Join us this evening at 5:00pm for a workshop presentation by PhD Candidate Hannah Rogers!
Abstract: In retrospect, Mardi Gras 2020 marked the beginning of the outbreak of the Covid-19 pandemic in New Orleans. Murmurs about the virus circulated here as elsewhere, but at the time the threat itself seemed still distant, even as thousands of visitors arrived from all parts of the country, and even from beyond its borders. Mardi Gras 2021, then, was a chance to revisit not only the city’s strategy for containing the pandemic, but also to see whether the trope of resilience so prevalent in New Orleans’ image could prevail under such circumstances. A year into the crisis, with great loss of life and wages already behind it, how would New Orleans muster the Mardi Gras spirit? In this excursus, I grapple with the silence of Mardi Gras 2021 and the limitations of the national and international mediation of New Orleans as an exceptional site of resilience.
April 8, 2021
Join us this evening for a presentation from visiting professor Dr. Sylvia Alajaji!
“Legibility and its Discontents: Reflections on the Cacophonies of the Armenian Diaspora”
This talk will serve as a meditation on what, in essence, is an epistemological question: what is Armenian music? It is a question whose ripples extend far: into the nature of Armenian identity itself and the ways Armenian subjectivity has been constructed across time and place.
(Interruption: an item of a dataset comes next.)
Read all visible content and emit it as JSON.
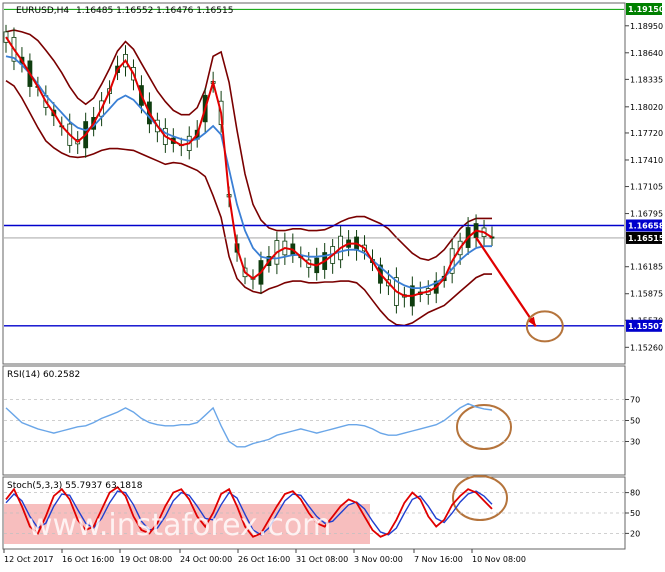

Central to this question is the work of the beloved Armenian composer and folklorist Komitas Vardapet (1869-1935). He is a figure who not only has come to represent the very possibility of an “Armenian music” but, through the ways he has been written about, memorialized, and made central to the Armenian musical imaginary, has come to represent the possibility of an Armenia made whole.
But what is the sound of this whole—its contours, textures, and limits? And what is the meaning of that sound for a diaspora marked by its multiplicities and its varied (dis)connections to the nation-state of Armenia? Through an engagement with the discourses surrounding the life and work of Komitas, this talk will reflect on the implications of his centrality to the Armenian musical imaginary and how, through this centrality, the Armenian diaspora is made to emerge as an entity—as a Diaspora—its cacophonies and incommensurabilities subsumed into a legible whole. In examining the implicit elisions, alignments, orientations, and histories that attend such articulations, it becomes apparent that Diaspora, with its promises of clarity, stability, and knowability, is a construction that both maintains and needs maintaining and one that finds its legibility in the expanse of the Western gaze.